A Man Without a Country is Kurt Vonnegut’s hilariously funny and razor-sharp look at life ("If I die—God forbid—I would like to go to heaven to ask somebody in charge up there, ‘Hey, what was the good news and what was the bad news?"), art ("To practice any art, no matter how well or badly, is a way to make your soul grow. So do it."), politics ("I asked former Yankees pitcher Jim Bouton what he thought of our great victory over Iraq and he said, ‘Mohammed Ali versus Mr. Rogers.’"), and the condition of the soul of America today ("What has happened to us?"). Based on short essays and speeches composed over the last five years and plentifully illustrated with artwork by the author throughout, A Man Without a Country gives us Vonnegut both speaking out with indignation and writing tenderly to his fellow Americans, sometimes joking, at other times hopeless, always searching.
About the Author
Born in 1922 in Indianapolis, Indiana, KURT VONNEGUT was one of the few grandmasters of modern American letters. Called by the New York Times “the counterculture’s novelist,” his works guided a generation through the miasma of war and greed that was life in the U.S. in second half of the 20th century. After a stints as a soldier, anthropology PhD candidate, technical writer for General Electric, and salesman at a Saab dealership, Vonnegut rose to prominence with the publication of Cat’s Cradle in 1963. Several modern classics, including Slaughterhouse-Five, soon followed. Never quite embraced by the stodgier arbiters of literary taste, Vonnegut was nonetheless beloved by millions of readers throughout the world. “Given who and what I am,” he once said, “it has been presumptuous of me to write so well.” Kurt Vonnegut died in New York in 2007.
"During the darkest years of the Bush administration, these essays … were guide and serum to anyone with a feeling that pretty much everyone had lost their minds.” —Dave Eggers
“[L]ike his literary ancestor Mark Twain, his crankiness is good-humored and sharp-witted, and aimed at well-defended soft spots of hypocrisy and arrogance … On Nov. 11—the holiday Vonnegut, who was a P.O.W. in Germany in World War II, has always preferred to think of as Armistice Day—he will turn 83, and since he has no expectation of a heavenly perch from which to look down and eavesdrop on his friends, it is best that we appreciate him while he's still around. A Man Without a Country' is a fine place to start, especially since it can lead us back to Mother Night and Slaughterhouse-Five and The Sirens of Titan and the stories collected in Bagombo Snuff Box. In other words, it's like sitting down on the couch for a long chat with an old friend.” —The New York Times Book Review

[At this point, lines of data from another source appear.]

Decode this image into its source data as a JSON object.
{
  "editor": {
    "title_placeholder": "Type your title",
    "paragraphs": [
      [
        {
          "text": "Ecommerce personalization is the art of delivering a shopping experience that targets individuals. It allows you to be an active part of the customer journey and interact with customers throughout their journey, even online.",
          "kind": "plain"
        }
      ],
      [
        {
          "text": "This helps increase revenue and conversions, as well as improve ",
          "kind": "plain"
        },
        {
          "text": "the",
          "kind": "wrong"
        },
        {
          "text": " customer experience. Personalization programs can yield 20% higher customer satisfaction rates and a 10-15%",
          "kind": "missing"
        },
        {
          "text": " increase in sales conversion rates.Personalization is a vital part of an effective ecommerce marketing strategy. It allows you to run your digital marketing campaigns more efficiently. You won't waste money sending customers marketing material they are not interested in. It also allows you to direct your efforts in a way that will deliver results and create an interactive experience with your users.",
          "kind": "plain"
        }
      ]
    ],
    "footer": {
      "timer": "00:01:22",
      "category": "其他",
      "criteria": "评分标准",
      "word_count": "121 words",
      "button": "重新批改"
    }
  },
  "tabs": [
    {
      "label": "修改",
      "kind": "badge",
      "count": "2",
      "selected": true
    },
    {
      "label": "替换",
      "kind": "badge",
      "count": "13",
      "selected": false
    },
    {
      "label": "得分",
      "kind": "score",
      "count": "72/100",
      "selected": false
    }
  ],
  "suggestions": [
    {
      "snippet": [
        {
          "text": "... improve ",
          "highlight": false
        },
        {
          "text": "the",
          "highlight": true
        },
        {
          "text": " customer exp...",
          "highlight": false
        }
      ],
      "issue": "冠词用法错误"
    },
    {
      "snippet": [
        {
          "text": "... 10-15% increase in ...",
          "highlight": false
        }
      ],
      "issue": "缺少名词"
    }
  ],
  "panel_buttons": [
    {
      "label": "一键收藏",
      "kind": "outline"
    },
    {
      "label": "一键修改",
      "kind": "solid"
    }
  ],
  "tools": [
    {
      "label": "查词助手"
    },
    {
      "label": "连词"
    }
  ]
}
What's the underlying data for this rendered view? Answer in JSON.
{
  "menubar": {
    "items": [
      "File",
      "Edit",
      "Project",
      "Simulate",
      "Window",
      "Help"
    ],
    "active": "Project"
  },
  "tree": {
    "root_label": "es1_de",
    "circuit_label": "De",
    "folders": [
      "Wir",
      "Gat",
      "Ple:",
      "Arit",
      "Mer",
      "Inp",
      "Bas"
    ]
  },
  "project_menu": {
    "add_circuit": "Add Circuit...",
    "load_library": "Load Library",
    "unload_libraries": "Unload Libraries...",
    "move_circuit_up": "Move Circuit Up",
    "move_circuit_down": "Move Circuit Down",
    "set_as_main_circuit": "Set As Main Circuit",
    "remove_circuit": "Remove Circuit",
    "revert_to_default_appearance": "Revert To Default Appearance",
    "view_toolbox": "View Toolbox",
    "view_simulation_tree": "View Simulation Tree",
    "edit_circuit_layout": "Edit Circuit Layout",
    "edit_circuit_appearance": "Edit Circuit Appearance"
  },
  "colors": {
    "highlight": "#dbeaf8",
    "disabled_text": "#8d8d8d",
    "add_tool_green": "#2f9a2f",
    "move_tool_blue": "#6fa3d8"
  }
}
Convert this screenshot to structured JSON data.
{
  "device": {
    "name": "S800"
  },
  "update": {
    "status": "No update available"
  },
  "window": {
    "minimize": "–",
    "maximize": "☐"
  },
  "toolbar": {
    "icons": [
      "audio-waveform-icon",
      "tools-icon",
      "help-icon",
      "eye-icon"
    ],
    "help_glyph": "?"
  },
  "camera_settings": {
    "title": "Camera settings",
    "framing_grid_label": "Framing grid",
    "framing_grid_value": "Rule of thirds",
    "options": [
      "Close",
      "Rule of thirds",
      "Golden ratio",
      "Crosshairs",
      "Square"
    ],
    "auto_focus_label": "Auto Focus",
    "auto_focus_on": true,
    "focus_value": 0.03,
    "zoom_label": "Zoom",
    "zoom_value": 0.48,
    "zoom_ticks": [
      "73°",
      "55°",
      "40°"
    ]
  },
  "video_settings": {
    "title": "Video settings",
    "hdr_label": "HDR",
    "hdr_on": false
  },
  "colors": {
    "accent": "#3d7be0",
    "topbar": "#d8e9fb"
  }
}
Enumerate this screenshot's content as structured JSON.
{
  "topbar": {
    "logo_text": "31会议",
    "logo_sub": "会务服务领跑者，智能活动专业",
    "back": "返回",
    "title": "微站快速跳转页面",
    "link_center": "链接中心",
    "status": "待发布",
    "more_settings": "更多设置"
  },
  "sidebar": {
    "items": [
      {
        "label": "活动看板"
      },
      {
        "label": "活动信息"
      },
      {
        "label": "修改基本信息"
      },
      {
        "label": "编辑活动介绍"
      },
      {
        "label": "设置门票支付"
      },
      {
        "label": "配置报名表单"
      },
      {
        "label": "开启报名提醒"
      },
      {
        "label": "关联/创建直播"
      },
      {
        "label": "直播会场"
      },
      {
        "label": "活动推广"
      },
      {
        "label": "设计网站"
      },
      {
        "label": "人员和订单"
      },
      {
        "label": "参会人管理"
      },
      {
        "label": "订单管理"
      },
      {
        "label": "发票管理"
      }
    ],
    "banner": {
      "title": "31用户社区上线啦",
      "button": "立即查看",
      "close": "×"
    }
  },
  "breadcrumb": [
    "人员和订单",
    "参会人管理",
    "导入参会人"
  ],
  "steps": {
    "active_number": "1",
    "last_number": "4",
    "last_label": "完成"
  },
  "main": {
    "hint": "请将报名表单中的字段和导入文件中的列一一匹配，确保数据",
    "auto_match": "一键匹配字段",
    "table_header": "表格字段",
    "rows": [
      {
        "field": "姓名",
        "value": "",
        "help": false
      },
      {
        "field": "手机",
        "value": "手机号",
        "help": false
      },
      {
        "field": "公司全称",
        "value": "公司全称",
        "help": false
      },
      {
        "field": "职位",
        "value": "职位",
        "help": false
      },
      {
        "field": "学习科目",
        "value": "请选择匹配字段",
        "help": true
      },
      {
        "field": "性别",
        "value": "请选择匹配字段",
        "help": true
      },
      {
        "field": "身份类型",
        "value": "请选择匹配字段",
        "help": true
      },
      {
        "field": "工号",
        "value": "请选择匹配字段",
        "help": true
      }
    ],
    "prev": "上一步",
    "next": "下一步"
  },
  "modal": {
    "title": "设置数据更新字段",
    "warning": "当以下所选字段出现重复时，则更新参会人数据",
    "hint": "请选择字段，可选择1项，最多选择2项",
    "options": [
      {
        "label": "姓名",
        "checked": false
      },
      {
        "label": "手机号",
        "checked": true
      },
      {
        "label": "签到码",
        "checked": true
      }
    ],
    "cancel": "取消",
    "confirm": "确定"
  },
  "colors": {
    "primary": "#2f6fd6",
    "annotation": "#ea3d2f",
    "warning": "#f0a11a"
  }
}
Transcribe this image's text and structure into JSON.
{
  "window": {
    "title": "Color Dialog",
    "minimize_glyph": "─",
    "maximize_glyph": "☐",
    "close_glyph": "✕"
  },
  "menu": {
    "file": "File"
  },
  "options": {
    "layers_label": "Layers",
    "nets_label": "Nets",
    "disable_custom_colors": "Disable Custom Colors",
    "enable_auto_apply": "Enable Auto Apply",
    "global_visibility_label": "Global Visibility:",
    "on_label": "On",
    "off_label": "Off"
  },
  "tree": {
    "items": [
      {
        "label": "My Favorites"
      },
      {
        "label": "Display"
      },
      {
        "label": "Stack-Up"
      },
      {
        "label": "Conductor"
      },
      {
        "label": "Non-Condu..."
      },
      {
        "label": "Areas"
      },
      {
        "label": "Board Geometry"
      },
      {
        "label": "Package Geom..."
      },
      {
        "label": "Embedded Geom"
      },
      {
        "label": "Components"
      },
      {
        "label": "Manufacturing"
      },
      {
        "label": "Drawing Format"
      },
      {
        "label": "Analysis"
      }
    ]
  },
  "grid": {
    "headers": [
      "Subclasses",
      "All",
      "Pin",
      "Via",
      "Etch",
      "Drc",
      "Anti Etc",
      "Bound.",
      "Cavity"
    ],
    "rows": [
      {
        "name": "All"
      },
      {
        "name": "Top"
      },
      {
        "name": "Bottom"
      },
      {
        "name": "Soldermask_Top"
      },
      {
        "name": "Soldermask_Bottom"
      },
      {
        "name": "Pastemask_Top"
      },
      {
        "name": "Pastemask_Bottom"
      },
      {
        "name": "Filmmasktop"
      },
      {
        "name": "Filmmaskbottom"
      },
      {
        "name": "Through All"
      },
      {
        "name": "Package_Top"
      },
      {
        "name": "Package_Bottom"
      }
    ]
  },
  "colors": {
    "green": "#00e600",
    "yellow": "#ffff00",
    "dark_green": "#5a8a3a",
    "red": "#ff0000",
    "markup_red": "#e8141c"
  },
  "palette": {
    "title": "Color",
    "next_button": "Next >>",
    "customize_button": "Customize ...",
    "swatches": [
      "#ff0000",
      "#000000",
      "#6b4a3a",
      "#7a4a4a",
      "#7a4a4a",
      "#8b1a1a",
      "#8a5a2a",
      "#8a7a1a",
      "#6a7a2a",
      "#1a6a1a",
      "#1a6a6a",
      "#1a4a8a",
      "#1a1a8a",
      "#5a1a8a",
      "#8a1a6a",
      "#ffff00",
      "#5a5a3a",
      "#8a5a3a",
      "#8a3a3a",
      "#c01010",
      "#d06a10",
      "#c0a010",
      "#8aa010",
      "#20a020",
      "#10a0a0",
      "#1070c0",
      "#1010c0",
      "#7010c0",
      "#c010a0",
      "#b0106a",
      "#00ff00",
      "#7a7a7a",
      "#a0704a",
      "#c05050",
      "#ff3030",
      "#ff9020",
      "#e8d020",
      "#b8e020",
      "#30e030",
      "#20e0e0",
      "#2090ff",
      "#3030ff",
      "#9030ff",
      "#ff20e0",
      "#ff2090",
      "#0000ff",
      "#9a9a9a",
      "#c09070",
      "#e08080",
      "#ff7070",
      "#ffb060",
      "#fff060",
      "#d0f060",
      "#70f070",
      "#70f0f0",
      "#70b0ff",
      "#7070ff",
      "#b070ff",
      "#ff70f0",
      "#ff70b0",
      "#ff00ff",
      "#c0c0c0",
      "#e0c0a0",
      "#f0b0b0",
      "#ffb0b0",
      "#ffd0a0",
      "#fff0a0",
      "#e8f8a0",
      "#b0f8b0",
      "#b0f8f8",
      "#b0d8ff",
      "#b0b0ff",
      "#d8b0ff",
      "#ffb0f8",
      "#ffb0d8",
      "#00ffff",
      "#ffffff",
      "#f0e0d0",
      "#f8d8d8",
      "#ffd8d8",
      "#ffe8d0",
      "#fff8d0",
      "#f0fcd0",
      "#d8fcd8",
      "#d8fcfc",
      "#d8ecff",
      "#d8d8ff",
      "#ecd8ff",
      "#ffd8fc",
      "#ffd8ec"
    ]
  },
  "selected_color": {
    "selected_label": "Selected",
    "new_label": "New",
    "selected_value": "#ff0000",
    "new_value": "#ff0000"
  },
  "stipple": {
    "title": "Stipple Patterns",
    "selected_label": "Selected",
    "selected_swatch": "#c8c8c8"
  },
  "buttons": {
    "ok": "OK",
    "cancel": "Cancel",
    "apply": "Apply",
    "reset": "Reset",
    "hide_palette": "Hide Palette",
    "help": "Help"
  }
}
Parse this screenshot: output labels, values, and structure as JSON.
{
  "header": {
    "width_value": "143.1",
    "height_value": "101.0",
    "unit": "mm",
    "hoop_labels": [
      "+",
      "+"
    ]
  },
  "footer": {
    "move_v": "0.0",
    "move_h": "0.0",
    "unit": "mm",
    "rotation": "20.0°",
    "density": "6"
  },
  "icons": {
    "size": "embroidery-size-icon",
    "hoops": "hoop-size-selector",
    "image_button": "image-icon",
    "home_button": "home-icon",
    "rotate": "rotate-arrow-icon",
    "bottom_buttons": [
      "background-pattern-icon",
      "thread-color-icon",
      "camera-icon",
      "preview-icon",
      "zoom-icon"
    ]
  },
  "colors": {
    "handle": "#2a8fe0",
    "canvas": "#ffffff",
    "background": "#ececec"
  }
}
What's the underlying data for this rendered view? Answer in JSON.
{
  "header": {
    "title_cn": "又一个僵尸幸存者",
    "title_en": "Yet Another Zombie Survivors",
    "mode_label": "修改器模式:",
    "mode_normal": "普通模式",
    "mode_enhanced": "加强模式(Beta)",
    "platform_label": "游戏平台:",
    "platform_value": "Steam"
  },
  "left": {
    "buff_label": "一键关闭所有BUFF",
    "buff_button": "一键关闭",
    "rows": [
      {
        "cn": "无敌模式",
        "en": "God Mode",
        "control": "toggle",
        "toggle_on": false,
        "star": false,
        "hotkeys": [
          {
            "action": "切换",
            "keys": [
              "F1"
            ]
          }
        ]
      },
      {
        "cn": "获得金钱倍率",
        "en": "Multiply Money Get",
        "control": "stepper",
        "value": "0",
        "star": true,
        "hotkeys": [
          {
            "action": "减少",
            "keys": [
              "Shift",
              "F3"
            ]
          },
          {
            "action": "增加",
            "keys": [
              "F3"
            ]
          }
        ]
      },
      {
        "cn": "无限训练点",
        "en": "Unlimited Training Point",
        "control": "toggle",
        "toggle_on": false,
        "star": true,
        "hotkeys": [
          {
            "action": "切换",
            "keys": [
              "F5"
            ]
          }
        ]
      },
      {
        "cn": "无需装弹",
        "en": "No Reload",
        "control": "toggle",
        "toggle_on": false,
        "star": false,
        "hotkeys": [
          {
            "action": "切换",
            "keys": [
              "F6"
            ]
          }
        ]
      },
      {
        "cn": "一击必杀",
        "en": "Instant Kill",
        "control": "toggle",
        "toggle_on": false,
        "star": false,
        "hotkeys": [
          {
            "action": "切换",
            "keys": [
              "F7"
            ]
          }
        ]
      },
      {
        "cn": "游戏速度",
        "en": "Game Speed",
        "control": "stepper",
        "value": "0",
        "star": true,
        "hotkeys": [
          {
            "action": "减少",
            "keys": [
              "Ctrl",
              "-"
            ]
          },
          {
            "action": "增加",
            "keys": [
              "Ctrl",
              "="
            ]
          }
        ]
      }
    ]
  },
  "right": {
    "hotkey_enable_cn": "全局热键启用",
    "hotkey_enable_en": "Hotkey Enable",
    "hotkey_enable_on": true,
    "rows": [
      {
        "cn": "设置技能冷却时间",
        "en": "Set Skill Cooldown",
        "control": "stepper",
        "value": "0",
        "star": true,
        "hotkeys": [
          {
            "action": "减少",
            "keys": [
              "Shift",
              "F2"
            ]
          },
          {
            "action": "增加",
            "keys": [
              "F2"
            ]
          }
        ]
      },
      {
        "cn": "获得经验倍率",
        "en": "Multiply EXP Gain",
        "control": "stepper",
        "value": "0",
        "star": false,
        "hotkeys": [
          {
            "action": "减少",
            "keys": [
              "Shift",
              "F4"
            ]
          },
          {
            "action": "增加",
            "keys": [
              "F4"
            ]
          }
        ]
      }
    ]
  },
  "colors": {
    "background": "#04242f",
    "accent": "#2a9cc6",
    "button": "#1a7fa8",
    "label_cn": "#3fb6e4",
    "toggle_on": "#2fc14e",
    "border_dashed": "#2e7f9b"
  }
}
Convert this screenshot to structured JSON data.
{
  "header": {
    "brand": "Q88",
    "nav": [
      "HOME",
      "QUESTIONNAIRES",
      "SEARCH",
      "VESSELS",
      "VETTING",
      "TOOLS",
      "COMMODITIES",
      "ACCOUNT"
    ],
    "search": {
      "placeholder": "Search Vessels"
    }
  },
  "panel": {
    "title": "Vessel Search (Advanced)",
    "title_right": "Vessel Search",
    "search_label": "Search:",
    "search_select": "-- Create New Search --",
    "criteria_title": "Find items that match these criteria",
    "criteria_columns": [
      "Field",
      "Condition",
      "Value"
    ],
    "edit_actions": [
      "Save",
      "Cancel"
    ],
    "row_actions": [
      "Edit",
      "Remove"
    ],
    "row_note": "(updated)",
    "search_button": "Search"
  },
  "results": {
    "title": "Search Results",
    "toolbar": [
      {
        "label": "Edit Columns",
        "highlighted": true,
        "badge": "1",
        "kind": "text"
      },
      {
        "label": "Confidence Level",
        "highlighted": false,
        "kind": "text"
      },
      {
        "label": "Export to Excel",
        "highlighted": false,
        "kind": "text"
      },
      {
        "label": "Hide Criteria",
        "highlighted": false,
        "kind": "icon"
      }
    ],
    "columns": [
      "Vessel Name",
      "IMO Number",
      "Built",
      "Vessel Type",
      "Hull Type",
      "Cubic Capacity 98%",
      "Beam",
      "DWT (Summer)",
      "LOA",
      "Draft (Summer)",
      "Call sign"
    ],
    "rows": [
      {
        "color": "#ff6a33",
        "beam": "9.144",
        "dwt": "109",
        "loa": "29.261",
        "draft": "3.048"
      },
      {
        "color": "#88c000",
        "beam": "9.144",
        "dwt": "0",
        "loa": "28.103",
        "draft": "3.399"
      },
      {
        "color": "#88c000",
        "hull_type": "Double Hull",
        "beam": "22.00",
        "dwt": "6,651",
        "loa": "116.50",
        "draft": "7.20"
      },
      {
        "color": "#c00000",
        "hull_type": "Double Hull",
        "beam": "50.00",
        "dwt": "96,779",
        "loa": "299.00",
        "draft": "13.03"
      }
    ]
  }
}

“Although A Man Without a Country has its roots in ... essays and public statements, it is, at heart, a different type of project, fuller, more integrated, not a collection of loose ends so much as a testament … Certainly, A Man Without a Country is as overtly political a book as Vonnegut has written, a lament for an America that is no longer, in which, the author argues, social justice has been subsumed by war and fear. At the same time, it may be as close as Vonnegut ever comes to a memoir, with its mix of autobiography and social commentary, its reflections on topics as varied as our fossil fuel addiction and longtime heroes like Twain and labor and political leader Eugene V. Debs.” —Los Angeles Times